While it is true that the Constitution was drafted by a team established under the auspices of the Allied Occupation authorities, and was presented to the Japanese government by them, that was done primarily to ensure the viability of the Emperor as head of state — something that Japanese politicians and bureaucrats alike considered their primary concern.
There were popular moves afoot in Japan at the beginning of 1946, when the Constitution was written, to formulate a so-called People’s Constitution — one that reflected the anti-Imperial sentiment pervading Japanese society at the time.
Had this been allowed, MacArthur feared the status of the Emperor might be forsaken — a personage he was in a hurry to protect not only from popular sentiment but also from the belligerent anti-Imperial position taken by certain of the United States’ allies in the Occupation — primarily Australia and the U.S.S.R.
Japanese officials considered Article 9, the so-called peace clause, a reasonable price to pay to protect their beloved monarch.
As for Article 9 not being suited to the exigencies of our century, the truth is precisely the opposite.
Violent clashes of military force backed up by the threat of nuclear devastation may, on the odd occasion, allow a country to plant its flag on some territory or other. But this only adds to the injury of pride later on, providing a future bone of contention that sticks in the loser’s throat. The only lasting peace is one fashioned through mutual and advised consent.
To refute Abe’s third point, that Japanese people must have a Constitution of “their own,” I would cite one of the greatest statesman of the era, and one who was intimately involved in the constitutional dilemma of 1946.
Jiro Shirasu, a Cambridge University graduate and fluent English speaker who produced the first Japanese-language draft of the Constitution, said this: “Whether it was forced on us or not, should we not accept it in a straightforward manner? When something is good, it’s good. …

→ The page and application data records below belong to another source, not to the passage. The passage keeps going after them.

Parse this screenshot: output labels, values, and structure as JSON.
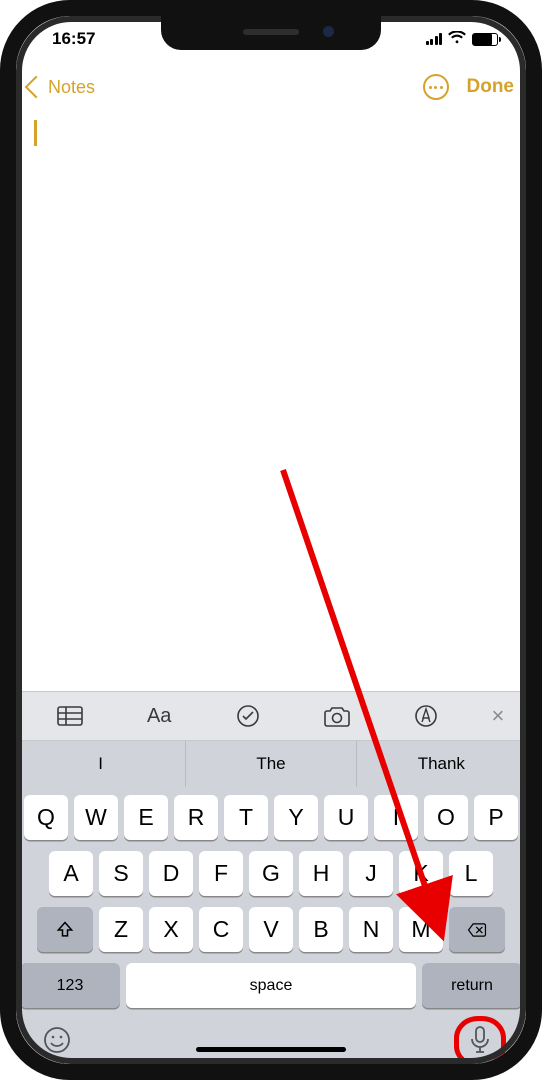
{
  "status": {
    "time": "16:57"
  },
  "nav": {
    "back_label": "Notes",
    "done_label": "Done"
  },
  "format_bar": {
    "close_glyph": "×"
  },
  "predictions": [
    "I",
    "The",
    "Thank"
  ],
  "keyboard": {
    "row1": [
      "Q",
      "W",
      "E",
      "R",
      "T",
      "Y",
      "U",
      "I",
      "O",
      "P"
    ],
    "row2": [
      "A",
      "S",
      "D",
      "F",
      "G",
      "H",
      "J",
      "K",
      "L"
    ],
    "row3": [
      "Z",
      "X",
      "C",
      "V",
      "B",
      "N",
      "M"
    ],
    "numeric_label": "123",
    "space_label": "space",
    "return_label": "return"
  }
}
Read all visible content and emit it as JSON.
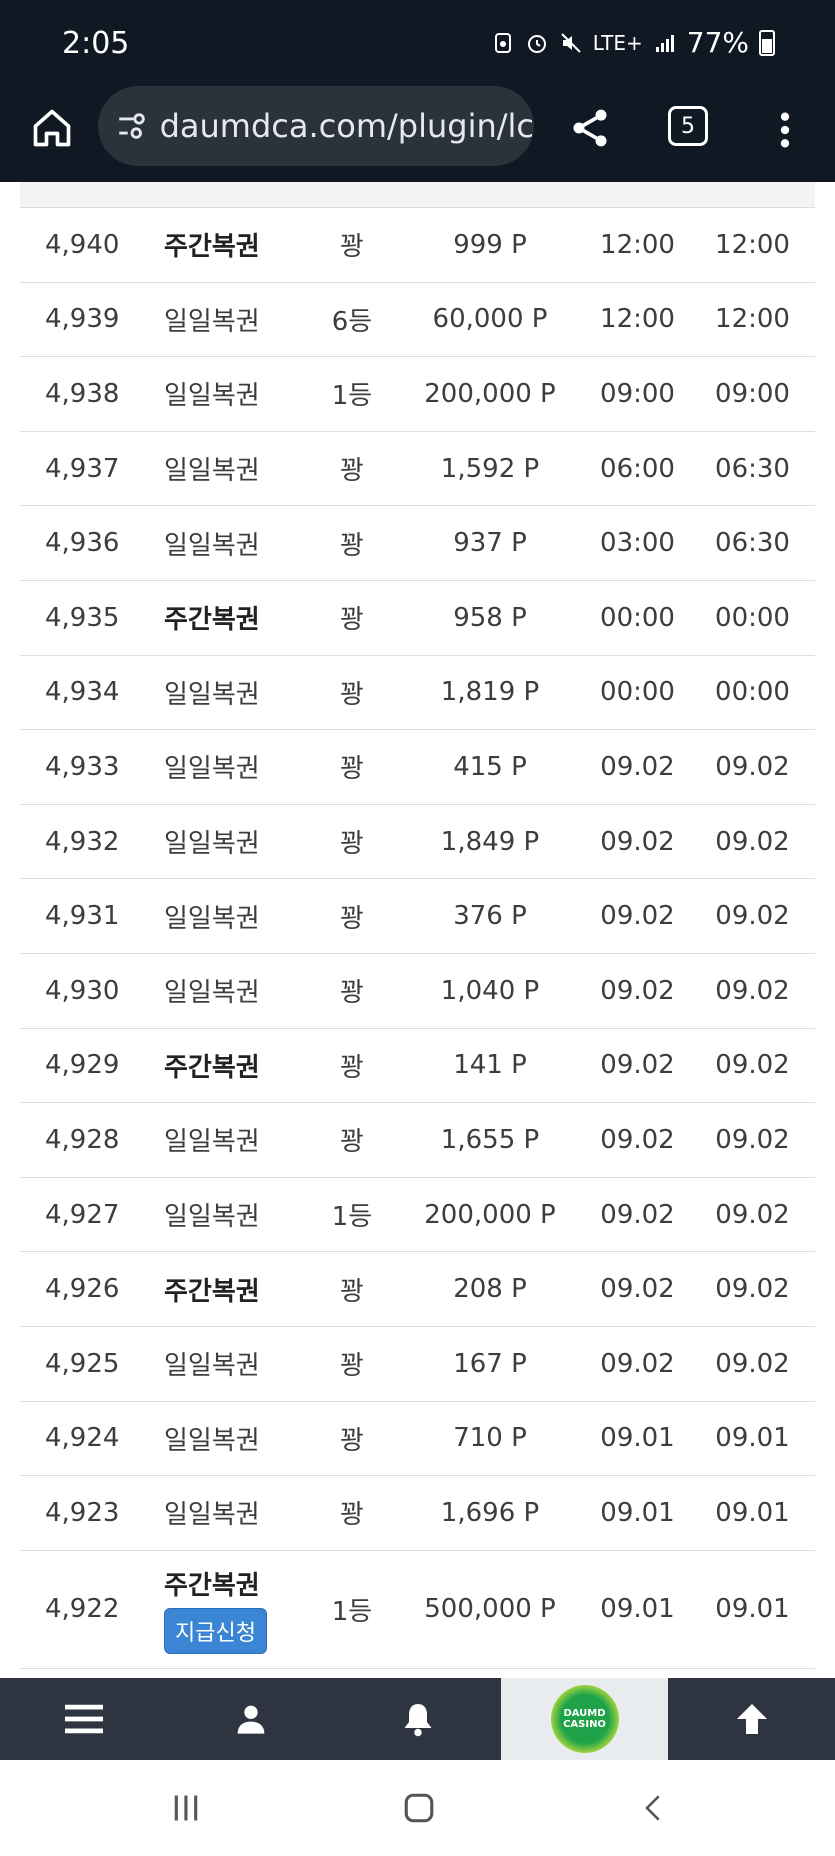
{
  "status": {
    "time": "2:05",
    "network": "LTE+",
    "battery": "77%"
  },
  "browser": {
    "url": "daumdca.com/plugin/lc",
    "tab_count": "5"
  },
  "rows": [
    {
      "no": "4,940",
      "type": "주간복권",
      "bold": true,
      "rank": "꽝",
      "points": "999 P",
      "t1": "12:00",
      "t2": "12:00"
    },
    {
      "no": "4,939",
      "type": "일일복권",
      "bold": false,
      "rank": "6등",
      "points": "60,000 P",
      "t1": "12:00",
      "t2": "12:00"
    },
    {
      "no": "4,938",
      "type": "일일복권",
      "bold": false,
      "rank": "1등",
      "points": "200,000 P",
      "t1": "09:00",
      "t2": "09:00"
    },
    {
      "no": "4,937",
      "type": "일일복권",
      "bold": false,
      "rank": "꽝",
      "points": "1,592 P",
      "t1": "06:00",
      "t2": "06:30"
    },
    {
      "no": "4,936",
      "type": "일일복권",
      "bold": false,
      "rank": "꽝",
      "points": "937 P",
      "t1": "03:00",
      "t2": "06:30"
    },
    {
      "no": "4,935",
      "type": "주간복권",
      "bold": true,
      "rank": "꽝",
      "points": "958 P",
      "t1": "00:00",
      "t2": "00:00"
    },
    {
      "no": "4,934",
      "type": "일일복권",
      "bold": false,
      "rank": "꽝",
      "points": "1,819 P",
      "t1": "00:00",
      "t2": "00:00"
    },
    {
      "no": "4,933",
      "type": "일일복권",
      "bold": false,
      "rank": "꽝",
      "points": "415 P",
      "t1": "09.02",
      "t2": "09.02"
    },
    {
      "no": "4,932",
      "type": "일일복권",
      "bold": false,
      "rank": "꽝",
      "points": "1,849 P",
      "t1": "09.02",
      "t2": "09.02"
    },
    {
      "no": "4,931",
      "type": "일일복권",
      "bold": false,
      "rank": "꽝",
      "points": "376 P",
      "t1": "09.02",
      "t2": "09.02"
    },
    {
      "no": "4,930",
      "type": "일일복권",
      "bold": false,
      "rank": "꽝",
      "points": "1,040 P",
      "t1": "09.02",
      "t2": "09.02"
    },
    {
      "no": "4,929",
      "type": "주간복권",
      "bold": true,
      "rank": "꽝",
      "points": "141 P",
      "t1": "09.02",
      "t2": "09.02"
    },
    {
      "no": "4,928",
      "type": "일일복권",
      "bold": false,
      "rank": "꽝",
      "points": "1,655 P",
      "t1": "09.02",
      "t2": "09.02"
    },
    {
      "no": "4,927",
      "type": "일일복권",
      "bold": false,
      "rank": "1등",
      "points": "200,000 P",
      "t1": "09.02",
      "t2": "09.02"
    },
    {
      "no": "4,926",
      "type": "주간복권",
      "bold": true,
      "rank": "꽝",
      "points": "208 P",
      "t1": "09.02",
      "t2": "09.02"
    },
    {
      "no": "4,925",
      "type": "일일복권",
      "bold": false,
      "rank": "꽝",
      "points": "167 P",
      "t1": "09.02",
      "t2": "09.02"
    },
    {
      "no": "4,924",
      "type": "일일복권",
      "bold": false,
      "rank": "꽝",
      "points": "710 P",
      "t1": "09.01",
      "t2": "09.01"
    },
    {
      "no": "4,923",
      "type": "일일복권",
      "bold": false,
      "rank": "꽝",
      "points": "1,696 P",
      "t1": "09.01",
      "t2": "09.01"
    },
    {
      "no": "4,922",
      "type": "주간복권",
      "bold": true,
      "rank": "1등",
      "points": "500,000 P",
      "t1": "09.01",
      "t2": "09.01",
      "claim": "지급신청"
    }
  ],
  "bottom_nav": {
    "items": [
      "menu-icon",
      "user-icon",
      "bell-icon",
      "daumd-casino-logo",
      "arrow-up-icon"
    ],
    "logo_text": "DAUMD CASINO"
  },
  "colors": {
    "bar_bg": "#0f1823",
    "nav_bg": "#2e3540",
    "claim_button": "#3a86d4"
  }
}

“It was in our era that we prosecuted the stupid war, so aren’t we obliged to feel more acutely the responsibility for losing it so badly?”
If Abe becomes the next prime minister, the threat of Japan becoming involved in another “stupid war” becomes real.
That the Constitution has overseen peace and prosperity in Japan for more than 65 years is a tribute to its validity. Destroy that and all Asia may plunge into nationalistic clashes and cross-border turmoil.
Article 9 of the Constitution is not only the mainstay of Japan’s integrity — it is the hope of all Asia. This election may be key to deciding its future once and for all.